Companies have become obsessed with all things digital. But here's the harsh reality: They're also introducing...
ways to erode their own business, leaving them "on the cusp of one hell of a reckoning," Mark McDonald, managing director at the consultancy Accenture plc, said during his talk at Fusion 2015 hosted by WTN Media.
Instead of building a strategy that addresses how the business will make money on digital initiatives, CIOs and business leaders have been relying on the old way of doing things -- finding business cases, developing road maps and procuring technology. The danger of this business-as-usual approach? CIOs are allowing themselves to be seduced by digital eye candy -- tantalizing use cases, new technology -- rather than thinking about what's profitable for their businesses.
McDonald's warning was like the digital version of a record scratch, coming as it did after a talk by J Schwan.
Schwan, CEO and founder of Solstice Mobile in Chicago, Ill., a mobile consulting firm, talked about emerging digital trends such as human-centered design and the power of cutting edge technologies like contextual computing and interapp communication a la Apple's HealthKit and Epic's MyChart applications. "IT needs to build systems of experience," Schwan said.
He highlighted companies that are mapping out the "customer journey" with a brand -- from first to last touch -- and developing new products or services that enrich the experience. American Airlines, for one, introduced mobile notifications that provide GPS and road traffic information to passengers in addition to what have become the more standard notifications about flight delays and gate information.
Schwan's talk set a high (and exciting) digital bar, but McDonald made it clear: Getting there won't be simple, and, in some cases, won't be worth the investment. "You can't just say, 'Wouldn't it be cool if we eliminated all of the friction of how you get to the airport,'" McDonald said. "You have to ask the fundamental question of who the hell will pay for it and how the hell do we get that money into our coffers." Otherwise, businesses run the risk of increasing costs without increasing revenue.
Take mobile banking. Digitizing money transfers and check deposits might be popular features, but they don't necessarily bring in more money or more customers or reduce company spending somewhere else. "Yes, you can say these transactions are cheaper, but time after time, banking transactions fall equally across the branch network, which means it's hard to close branches or monetize through cost savings those different behavioral changes," McDonald said.
But mobile banking, for many financial institutions, has also become table stakes. In cases like this, McDonald recommends cheaply parroting the market and then figuring out what tweaks to the standard industry digital model could bring in new revenue. "[Digital] is the application of technology to anything, to any resource that makes it more information intensive and connected," he said. "And, therefore, it has new capabilities that enable me to create and find new sources of value."

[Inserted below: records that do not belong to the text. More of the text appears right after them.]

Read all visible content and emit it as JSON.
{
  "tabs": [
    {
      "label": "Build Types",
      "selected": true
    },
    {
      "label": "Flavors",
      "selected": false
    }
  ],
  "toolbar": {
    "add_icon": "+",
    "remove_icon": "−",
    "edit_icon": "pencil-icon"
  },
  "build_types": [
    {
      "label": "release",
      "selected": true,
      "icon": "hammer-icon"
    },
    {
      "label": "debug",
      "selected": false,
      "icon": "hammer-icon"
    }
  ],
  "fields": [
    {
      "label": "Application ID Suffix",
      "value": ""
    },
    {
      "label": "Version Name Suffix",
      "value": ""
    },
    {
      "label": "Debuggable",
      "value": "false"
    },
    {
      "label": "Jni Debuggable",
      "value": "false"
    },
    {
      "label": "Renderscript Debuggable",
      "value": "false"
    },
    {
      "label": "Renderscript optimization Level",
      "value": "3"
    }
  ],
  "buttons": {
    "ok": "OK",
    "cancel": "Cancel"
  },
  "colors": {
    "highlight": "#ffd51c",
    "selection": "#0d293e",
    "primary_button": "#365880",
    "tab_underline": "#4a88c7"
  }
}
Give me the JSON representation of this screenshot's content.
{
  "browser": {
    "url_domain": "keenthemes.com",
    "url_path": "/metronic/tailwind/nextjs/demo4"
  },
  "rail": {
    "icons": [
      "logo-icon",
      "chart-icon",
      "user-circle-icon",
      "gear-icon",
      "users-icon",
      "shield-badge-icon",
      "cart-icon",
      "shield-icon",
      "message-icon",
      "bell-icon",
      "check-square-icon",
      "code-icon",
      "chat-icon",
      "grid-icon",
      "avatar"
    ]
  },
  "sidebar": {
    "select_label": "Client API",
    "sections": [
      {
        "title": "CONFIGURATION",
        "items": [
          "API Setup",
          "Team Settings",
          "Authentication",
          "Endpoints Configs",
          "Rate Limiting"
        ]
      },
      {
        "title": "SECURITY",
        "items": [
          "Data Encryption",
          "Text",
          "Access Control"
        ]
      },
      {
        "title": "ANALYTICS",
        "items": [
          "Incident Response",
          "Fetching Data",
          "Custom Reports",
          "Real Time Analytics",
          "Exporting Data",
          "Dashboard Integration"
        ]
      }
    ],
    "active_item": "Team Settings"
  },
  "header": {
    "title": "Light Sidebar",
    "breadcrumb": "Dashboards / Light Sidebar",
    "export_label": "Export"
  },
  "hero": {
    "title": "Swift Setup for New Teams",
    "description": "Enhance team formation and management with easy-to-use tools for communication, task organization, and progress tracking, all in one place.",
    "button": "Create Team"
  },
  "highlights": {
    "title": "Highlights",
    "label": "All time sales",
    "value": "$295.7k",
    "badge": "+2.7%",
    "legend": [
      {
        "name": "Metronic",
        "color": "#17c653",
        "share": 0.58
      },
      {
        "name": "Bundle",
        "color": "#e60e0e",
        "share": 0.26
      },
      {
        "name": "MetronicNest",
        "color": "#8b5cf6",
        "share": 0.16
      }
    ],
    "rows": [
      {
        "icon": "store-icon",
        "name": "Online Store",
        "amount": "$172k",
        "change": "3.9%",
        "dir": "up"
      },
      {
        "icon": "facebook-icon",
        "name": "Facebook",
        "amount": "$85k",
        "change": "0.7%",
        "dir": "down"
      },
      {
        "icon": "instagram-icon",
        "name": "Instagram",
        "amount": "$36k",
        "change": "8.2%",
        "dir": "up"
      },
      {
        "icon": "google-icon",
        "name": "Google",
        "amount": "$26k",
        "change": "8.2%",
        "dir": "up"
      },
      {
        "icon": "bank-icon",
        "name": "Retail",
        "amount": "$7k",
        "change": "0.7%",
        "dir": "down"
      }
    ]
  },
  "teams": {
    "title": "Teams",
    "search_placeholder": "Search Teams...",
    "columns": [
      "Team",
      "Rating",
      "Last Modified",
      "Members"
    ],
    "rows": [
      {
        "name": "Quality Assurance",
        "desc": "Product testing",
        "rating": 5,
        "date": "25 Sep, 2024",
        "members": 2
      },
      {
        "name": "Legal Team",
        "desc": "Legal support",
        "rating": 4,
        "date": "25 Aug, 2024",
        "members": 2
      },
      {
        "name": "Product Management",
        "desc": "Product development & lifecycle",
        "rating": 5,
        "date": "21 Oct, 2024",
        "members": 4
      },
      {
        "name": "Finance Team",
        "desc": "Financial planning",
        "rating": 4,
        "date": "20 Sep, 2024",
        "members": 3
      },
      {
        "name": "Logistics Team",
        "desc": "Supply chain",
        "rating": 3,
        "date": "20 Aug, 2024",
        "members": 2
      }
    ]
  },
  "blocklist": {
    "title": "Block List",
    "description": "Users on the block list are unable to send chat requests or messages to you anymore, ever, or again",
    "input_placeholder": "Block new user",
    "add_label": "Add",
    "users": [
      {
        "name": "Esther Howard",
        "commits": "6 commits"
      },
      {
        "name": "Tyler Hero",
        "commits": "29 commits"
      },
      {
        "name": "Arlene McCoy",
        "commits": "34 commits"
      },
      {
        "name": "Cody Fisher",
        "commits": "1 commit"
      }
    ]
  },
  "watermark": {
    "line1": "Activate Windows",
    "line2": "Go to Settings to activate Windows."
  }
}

More than keeping up with the Jones' or, worse, what McDonald called "chasing the cool," CIOs should focus on where the company value chain is vulnerable to disruption and could be made stronger -- and more economically viable -- from a digital reboot. That will vary from one business to the next; the constant is for a digital strategy to include how the investments will "fundamentally change the way we make money," McDonald said.
Digital transformation tips
McDonald also advised businesses consider these three digital transformation tips:
Give digital projects a focus: "You need to make a decision about which needle you're going to move and how your investments are going to change it," he said.
Work as a team: Executives have to work together because "producing digital outcomes requires a level of coordination and a level of collaboration across the enterprise that is literally unheard of," McDonald said.
Some businesses have hired a chief digital officer for just this reason, but McDonald said there are examples of successful digital projects where businesses understood the problem and the outcome they were trying to achieve without one.
Define the terms of competition. McDonald said too often startups are defining the rules of competition, which will, in many cases, force established businesses to chase down false leads. And, by giving that power over to startups, established businesses fail to leverage what they have that startups don't.
"We are not using our size, our capability, our capacity to dictate the terms of future competition," McDonald said, pointing at Geico and Progressive as examples. "They're not doing adverse selection, but they're making sure they get the people they want," he said. (Not to mention, they have great ads. Have you seen "Scapegoat: It's what you do?")
"We're always reinventing how we do service. When something breaks, service doesn't mean you walk in and fix something, it means you make it better." -- Mark Shaver, vice president, CIO, Joy Global Inc.
"I'd rather try something and fail than not try something and regret it." -- Dan Adamany, founder, CEO, Ahead LLC
"If Google and Amazon and Walmart and PayPal and Square and eBay aren't on your list of competitors, you need a better list." -- Peter Coffee, vice president, strategic research, salesforce.com
"B2B [marketing] is dead, from my perspective. Everyone is a consumer." -- Neal Campbell, senior vice president, chief marketing officer, CDW Consultants Inc.
"If your product or service assumes your customer has nefarious motives, you've already defined the relationship." -- Rick Davidson, president, CEO, Cimphoni; interim CIO at AAA Mid-Atlantic
Previously on The Data Mill
Computer augmentation is better for business
Data lakes cry out for security
Edward Snowden talks data encryption